Instructions for the task: Give back the material that follows, identical in every line.

Input data Start Marker

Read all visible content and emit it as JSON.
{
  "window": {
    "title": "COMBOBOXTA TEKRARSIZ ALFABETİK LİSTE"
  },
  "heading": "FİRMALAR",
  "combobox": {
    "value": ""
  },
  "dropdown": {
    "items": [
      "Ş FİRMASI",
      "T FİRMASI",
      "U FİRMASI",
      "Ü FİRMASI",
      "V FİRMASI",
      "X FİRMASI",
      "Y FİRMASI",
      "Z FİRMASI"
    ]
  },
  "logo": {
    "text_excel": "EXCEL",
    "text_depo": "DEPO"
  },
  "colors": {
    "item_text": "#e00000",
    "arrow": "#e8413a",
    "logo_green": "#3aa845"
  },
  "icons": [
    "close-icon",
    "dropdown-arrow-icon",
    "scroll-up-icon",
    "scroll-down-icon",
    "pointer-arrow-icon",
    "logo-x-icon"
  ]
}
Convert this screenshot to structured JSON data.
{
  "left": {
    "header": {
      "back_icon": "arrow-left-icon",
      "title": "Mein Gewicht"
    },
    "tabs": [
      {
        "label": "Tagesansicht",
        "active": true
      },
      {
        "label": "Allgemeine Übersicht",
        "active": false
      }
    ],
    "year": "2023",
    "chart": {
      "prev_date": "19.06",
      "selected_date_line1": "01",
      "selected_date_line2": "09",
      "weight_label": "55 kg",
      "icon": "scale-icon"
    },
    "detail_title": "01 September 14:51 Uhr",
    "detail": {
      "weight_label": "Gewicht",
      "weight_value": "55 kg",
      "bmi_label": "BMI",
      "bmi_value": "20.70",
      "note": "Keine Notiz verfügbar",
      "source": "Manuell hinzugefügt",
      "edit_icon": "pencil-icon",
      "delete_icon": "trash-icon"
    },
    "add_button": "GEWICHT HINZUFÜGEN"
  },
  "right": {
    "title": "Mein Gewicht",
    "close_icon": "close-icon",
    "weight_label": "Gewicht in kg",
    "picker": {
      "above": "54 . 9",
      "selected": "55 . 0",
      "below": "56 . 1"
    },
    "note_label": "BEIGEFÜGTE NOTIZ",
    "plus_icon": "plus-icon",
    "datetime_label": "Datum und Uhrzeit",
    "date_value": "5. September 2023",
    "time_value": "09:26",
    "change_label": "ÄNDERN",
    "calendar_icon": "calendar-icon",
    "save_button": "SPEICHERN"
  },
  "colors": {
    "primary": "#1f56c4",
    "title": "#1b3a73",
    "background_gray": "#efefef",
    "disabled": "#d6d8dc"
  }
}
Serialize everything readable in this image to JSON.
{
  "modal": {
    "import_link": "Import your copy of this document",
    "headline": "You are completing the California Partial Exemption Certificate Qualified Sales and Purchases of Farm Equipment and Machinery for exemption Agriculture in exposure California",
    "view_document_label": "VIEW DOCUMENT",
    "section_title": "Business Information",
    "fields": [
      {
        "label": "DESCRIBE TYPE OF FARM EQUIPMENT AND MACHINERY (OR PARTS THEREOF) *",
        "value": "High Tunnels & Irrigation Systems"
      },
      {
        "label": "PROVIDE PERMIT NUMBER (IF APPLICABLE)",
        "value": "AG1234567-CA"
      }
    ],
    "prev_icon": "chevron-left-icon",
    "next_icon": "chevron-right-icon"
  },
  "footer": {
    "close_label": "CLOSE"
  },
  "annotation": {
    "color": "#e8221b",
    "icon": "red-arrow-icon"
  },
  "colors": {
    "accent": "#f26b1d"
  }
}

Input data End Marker

Finished task:
Read all visible content and emit it as JSON.
{
  "window": {
    "title": "COMBOBOXTA TEKRARSIZ ALFABETİK LİSTE"
  },
  "heading": "FİRMALAR",
  "combobox": {
    "value": ""
  },
  "dropdown": {
    "items": [
      "Ş FİRMASI",
      "T FİRMASI",
      "U FİRMASI",
      "Ü FİRMASI",
      "V FİRMASI",
      "X FİRMASI",
      "Y FİRMASI",
      "Z FİRMASI"
    ]
  },
  "logo": {
    "text_excel": "EXCEL",
    "text_depo": "DEPO"
  },
  "colors": {
    "item_text": "#e00000",
    "arrow": "#e8413a",
    "logo_green": "#3aa845"
  },
  "icons": [
    "close-icon",
    "dropdown-arrow-icon",
    "scroll-up-icon",
    "scroll-down-icon",
    "pointer-arrow-icon",
    "logo-x-icon"
  ]
}
Convert this screenshot to structured JSON data.
{
  "left": {
    "header": {
      "back_icon": "arrow-left-icon",
      "title": "Mein Gewicht"
    },
    "tabs": [
      {
        "label": "Tagesansicht",
        "active": true
      },
      {
        "label": "Allgemeine Übersicht",
        "active": false
      }
    ],
    "year": "2023",
    "chart": {
      "prev_date": "19.06",
      "selected_date_line1": "01",
      "selected_date_line2": "09",
      "weight_label": "55 kg",
      "icon": "scale-icon"
    },
    "detail_title": "01 September 14:51 Uhr",
    "detail": {
      "weight_label": "Gewicht",
      "weight_value": "55 kg",
      "bmi_label": "BMI",
      "bmi_value": "20.70",
      "note": "Keine Notiz verfügbar",
      "source": "Manuell hinzugefügt",
      "edit_icon": "pencil-icon",
      "delete_icon": "trash-icon"
    },
    "add_button": "GEWICHT HINZUFÜGEN"
  },
  "right": {
    "title": "Mein Gewicht",
    "close_icon": "close-icon",
    "weight_label": "Gewicht in kg",
    "picker": {
      "above": "54 . 9",
      "selected": "55 . 0",
      "below": "56 . 1"
    },
    "note_label": "BEIGEFÜGTE NOTIZ",
    "plus_icon": "plus-icon",
    "datetime_label": "Datum und Uhrzeit",
    "date_value": "5. September 2023",
    "time_value": "09:26",
    "change_label": "ÄNDERN",
    "calendar_icon": "calendar-icon",
    "save_button": "SPEICHERN"
  },
  "colors": {
    "primary": "#1f56c4",
    "title": "#1b3a73",
    "background_gray": "#efefef",
    "disabled": "#d6d8dc"
  }
}
Serialize everything readable in this image to JSON.
{
  "modal": {
    "import_link": "Import your copy of this document",
    "headline": "You are completing the California Partial Exemption Certificate Qualified Sales and Purchases of Farm Equipment and Machinery for exemption Agriculture in exposure California",
    "view_document_label": "VIEW DOCUMENT",
    "section_title": "Business Information",
    "fields": [
      {
        "label": "DESCRIBE TYPE OF FARM EQUIPMENT AND MACHINERY (OR PARTS THEREOF) *",
        "value": "High Tunnels & Irrigation Systems"
      },
      {
        "label": "PROVIDE PERMIT NUMBER (IF APPLICABLE)",
        "value": "AG1234567-CA"
      }
    ],
    "prev_icon": "chevron-left-icon",
    "next_icon": "chevron-right-icon"
  },
  "footer": {
    "close_label": "CLOSE"
  },
  "annotation": {
    "color": "#e8221b",
    "icon": "red-arrow-icon"
  },
  "colors": {
    "accent": "#f26b1d"
  }
}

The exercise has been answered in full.